to the narrow steep-sided valleys which streams sometimes
cut in the surfaces of plateaus. This suggestion that the
surface of the continental shelf is crossed by stream-cut
channels is supported by the fact that several such depres-
sions, leading seaward from the present mouths of large riv-
ers, have been discovered by the sounding-line. The best-
known example occurs off the mouth of the Hudson and
has been traced from New York Bay about 120 miles sea-
ward to the edge of the continental shelf. It is deepest
and best defined on the outer portion of the submerged
plateau, where for a distance of 23 miles, beginning 97 miles
from Sandy Hook, it has an average width of 3 miles and a
maximum depth of about 2.500 feet below the surface of
the bordering submarine plain, which has 20 fathoms of
water over it. This canon opens out in the seaward face of
the plateau and forms a deep notch in the generally uniform
crest-line of that escarpment. Farther " up-stream," so to
speak, the channel narrows to a mile and a quarter, with
some irregularities in depth, and near Sandy Hook it is not
apparent, owing to the amount of debris, largely sand, swept


into it by shore currents. This evidence, strengthened by
the fact that the true rock-cut valley of the Hudson as far as
Troy is tilled with clay and sand to a considerable but
unknown depth, is abundant proof that the land was for-
merly higher than at present by at least 3,000 feet, and that
the now submerged continental shelf off Long Island was
then a plain above water, across which the ancient Hudson
was extended.
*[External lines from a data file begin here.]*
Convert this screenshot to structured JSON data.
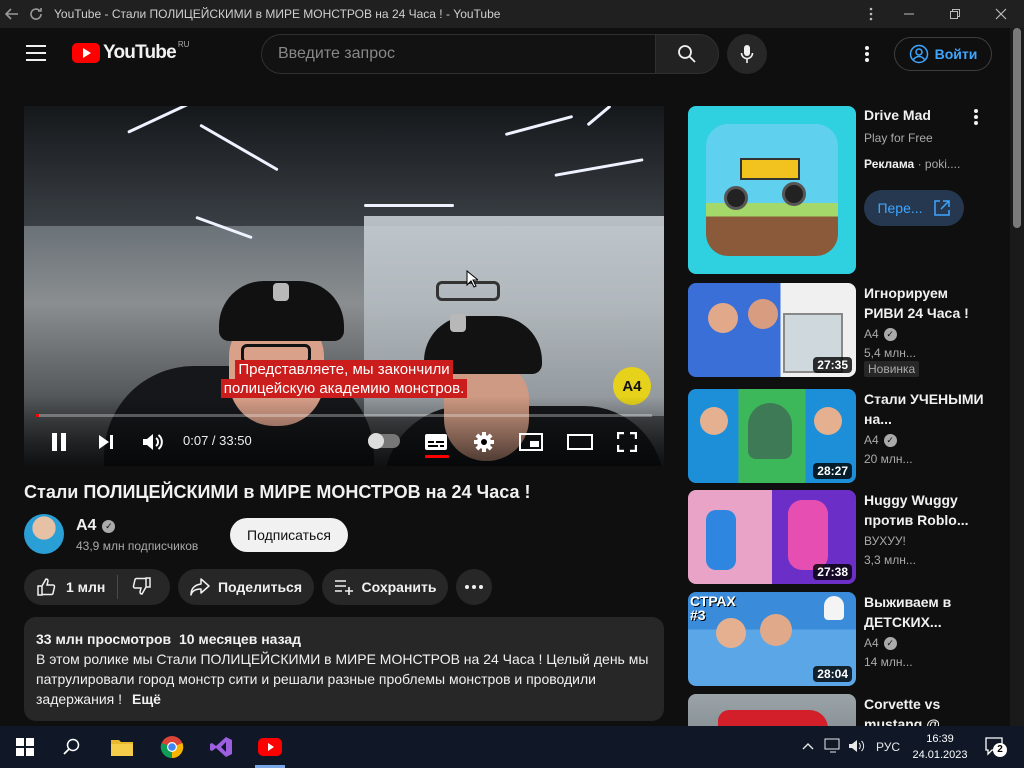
{
  "window": {
    "title": "YouTube - Стали ПОЛИЦЕЙСКИМИ в МИРЕ МОНСТРОВ на 24 Часа ! - YouTube"
  },
  "header": {
    "logo_text": "YouTube",
    "logo_region": "RU",
    "search_placeholder": "Введите запрос",
    "login_label": "Войти"
  },
  "player": {
    "subtitle_line1": "Представляете, мы закончили",
    "subtitle_line2": "полицейскую академию монстров.",
    "channel_watermark": "A4",
    "time_current": "0:07",
    "time_total": "33:50",
    "time_display": "0:07 / 33:50",
    "progress_fraction": 0.0035
  },
  "video": {
    "title": "Стали ПОЛИЦЕЙСКИМИ в МИРЕ МОНСТРОВ на 24 Часа !",
    "channel": "A4",
    "subscribers": "43,9 млн подписчиков",
    "subscribe_label": "Подписаться",
    "likes": "1 млн",
    "share_label": "Поделиться",
    "save_label": "Сохранить"
  },
  "description": {
    "meta": "33 млн просмотров  10 месяцев назад",
    "text": "В этом ролике мы Стали ПОЛИЦЕЙСКИМИ в МИРЕ МОНСТРОВ на 24 Часа ! Целый день мы патрулировали город монстр сити и решали разные проблемы монстров и проводили задержания !",
    "more_label": "Ещё"
  },
  "ad": {
    "title": "Drive Mad",
    "subtitle": "Play for Free",
    "label": "Реклама",
    "domain": "poki....",
    "button_label": "Пере..."
  },
  "recommended": [
    {
      "title": "Игнорируем РИВИ 24 Часа !",
      "channel": "A4",
      "verified": true,
      "views": "5,4 млн...",
      "duration": "27:35",
      "badge": "Новинка"
    },
    {
      "title": "Стали УЧЕНЫМИ на...",
      "channel": "A4",
      "verified": true,
      "views": "20 млн...",
      "duration": "28:27"
    },
    {
      "title": "Huggy Wuggy против Roblo...",
      "channel": "ВУХУУ!",
      "verified": false,
      "views": "3,3 млн...",
      "duration": "27:38"
    },
    {
      "title": "Выживаем в ДЕТСКИХ...",
      "channel": "A4",
      "verified": true,
      "views": "14 млн...",
      "duration": "28:04",
      "overlay": "СТРАХ\n#3"
    },
    {
      "title": "Corvette vs mustang @...",
      "channel": "",
      "verified": false,
      "views": "",
      "duration": ""
    }
  ],
  "taskbar": {
    "lang": "РУС",
    "time": "16:39",
    "date": "24.01.2023",
    "notifications": "2"
  },
  "colors": {
    "background": "#0f0f0f",
    "accent_red": "#ff0000",
    "link_blue": "#3ea6ff",
    "subtitle_bg": "#cc1d1d"
  }
}
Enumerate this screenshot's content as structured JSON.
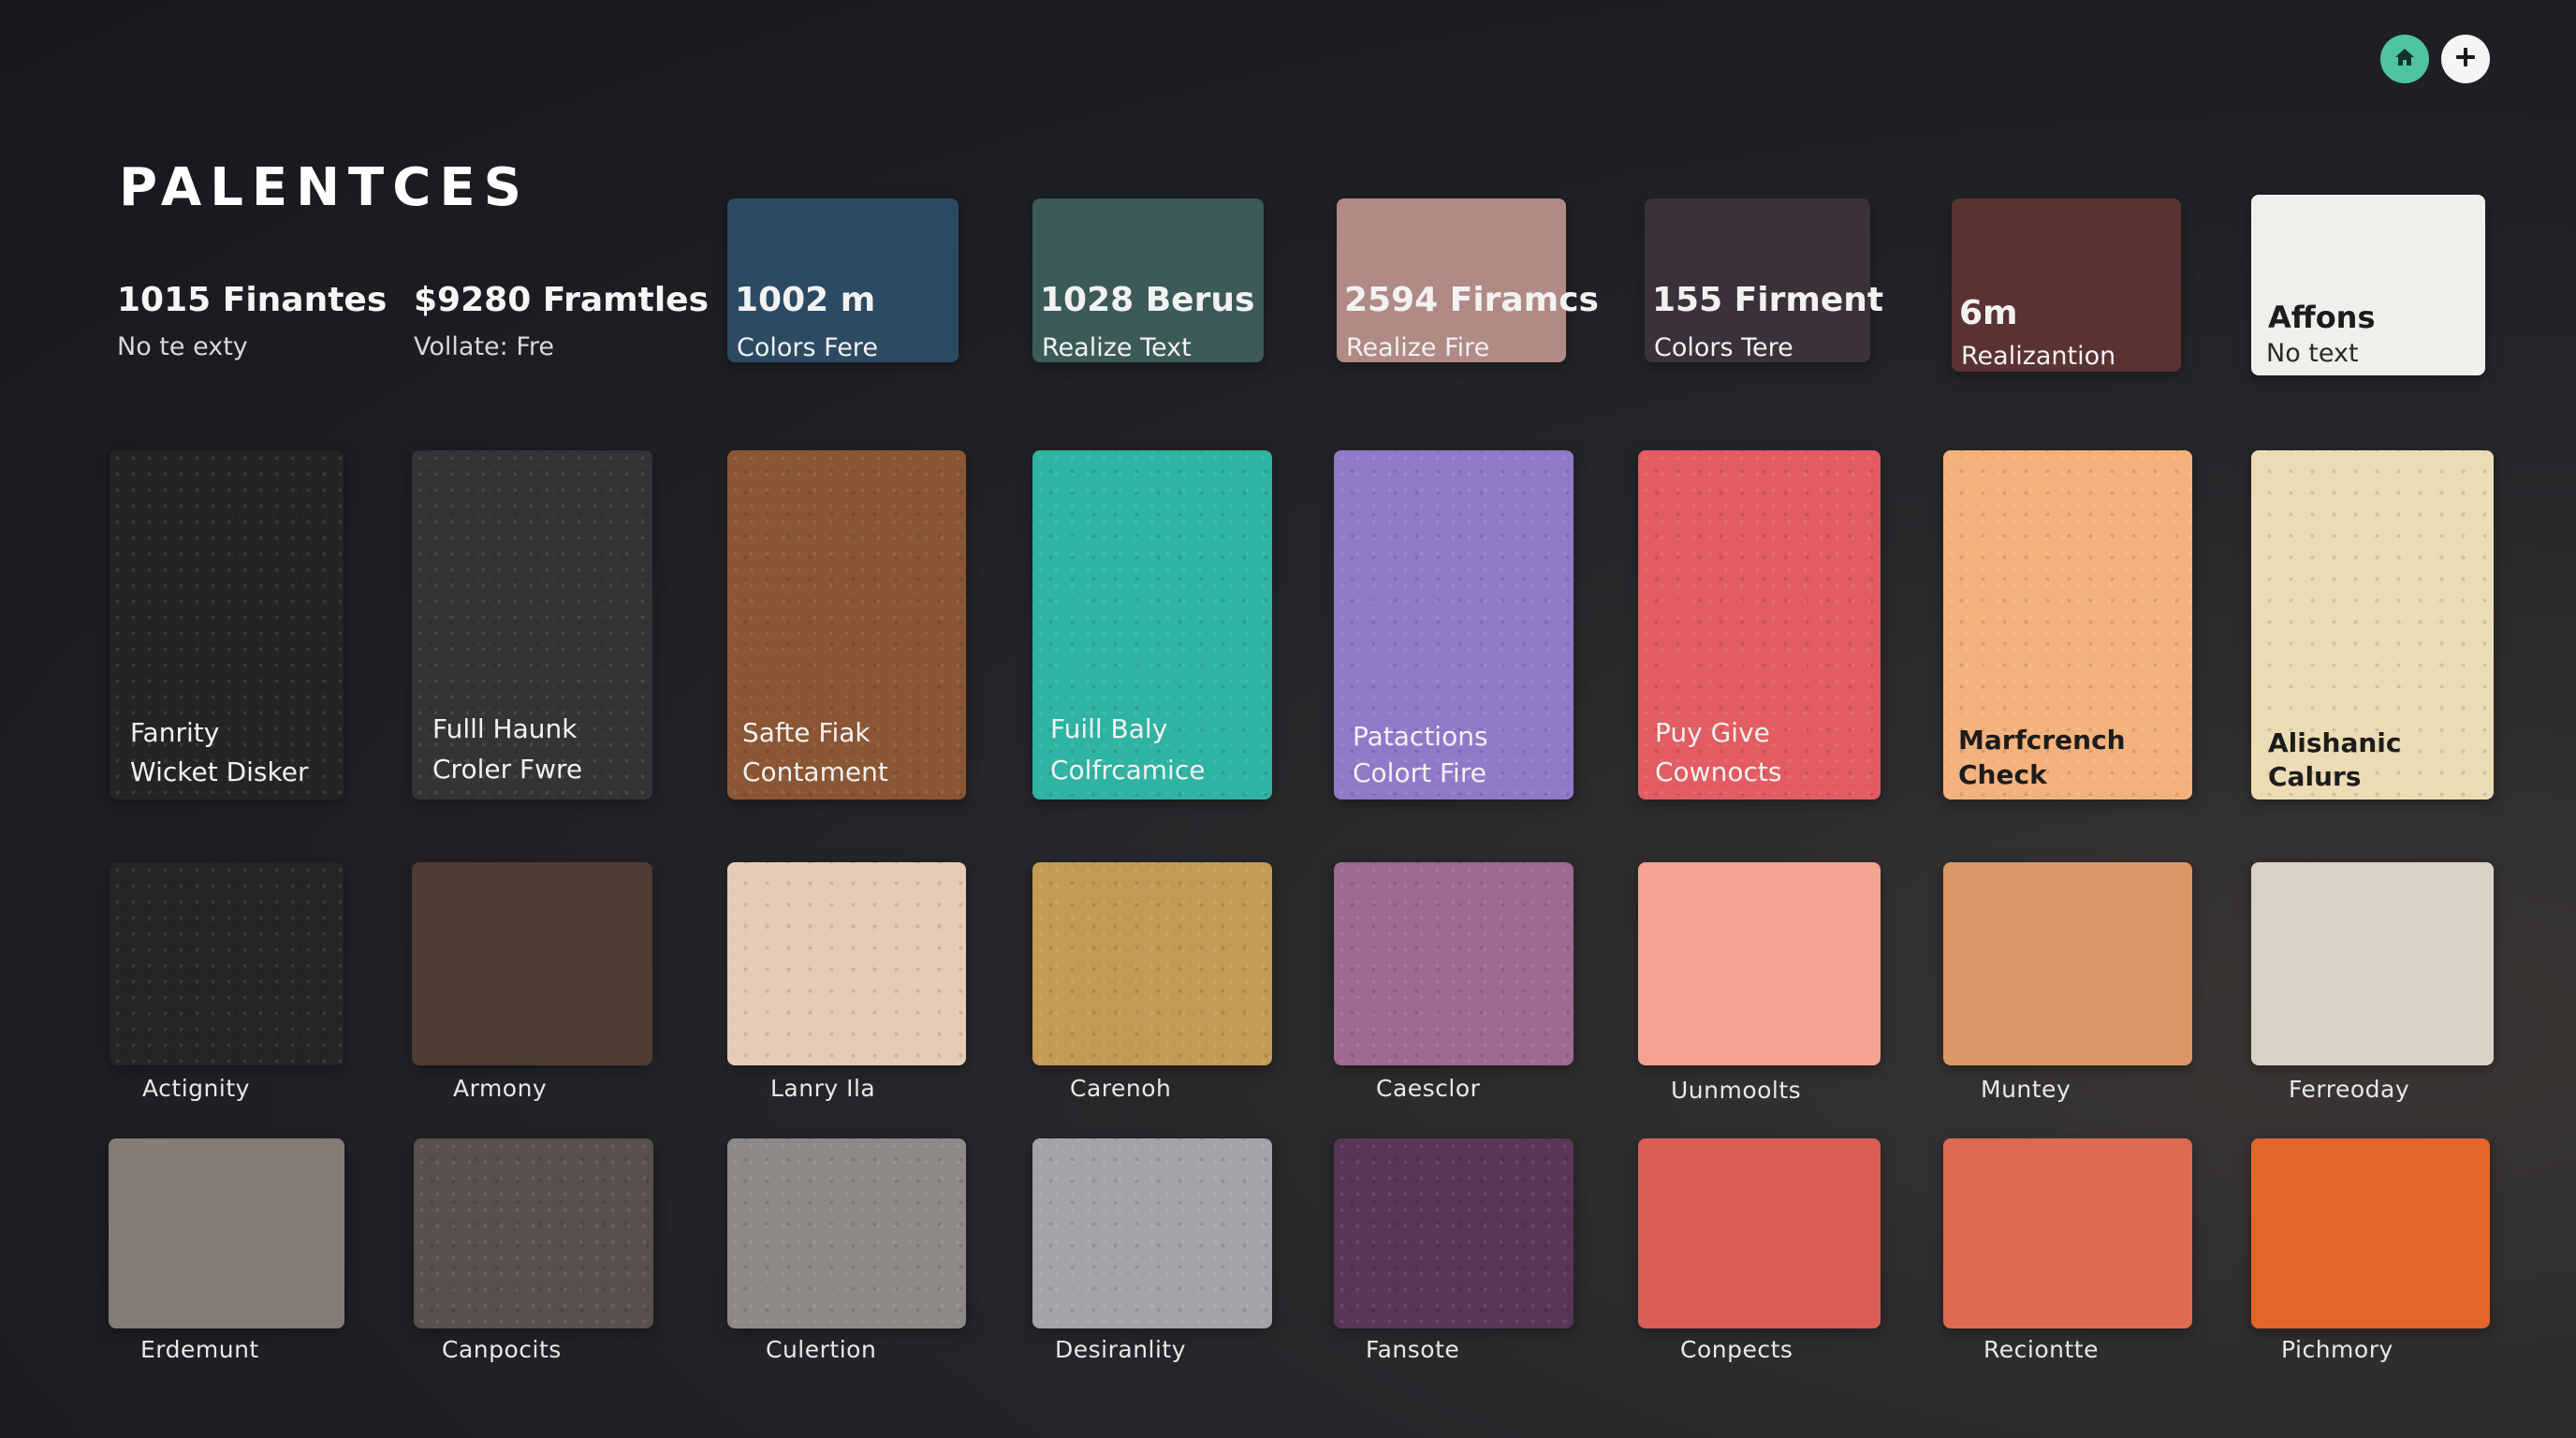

The river flowed across this plain for a
sufficient length of time to excavate a canon over 2,500
feet deep and 3 miles wide from crest to crest of its walls
in its seaward portion. This submerged channel has the
characteristics of a young, stream-cut valley and suggests
that the plain across which it flowed to the eastward
of Long Island was a submerged continental shelf pre-
vious to being upraised so as to be trenched by the

The evidence as to changes in the elevation of the At-

Online LibraryIsrael C. (Israel Cook) RussellNorth America → online text (page 1 of 38)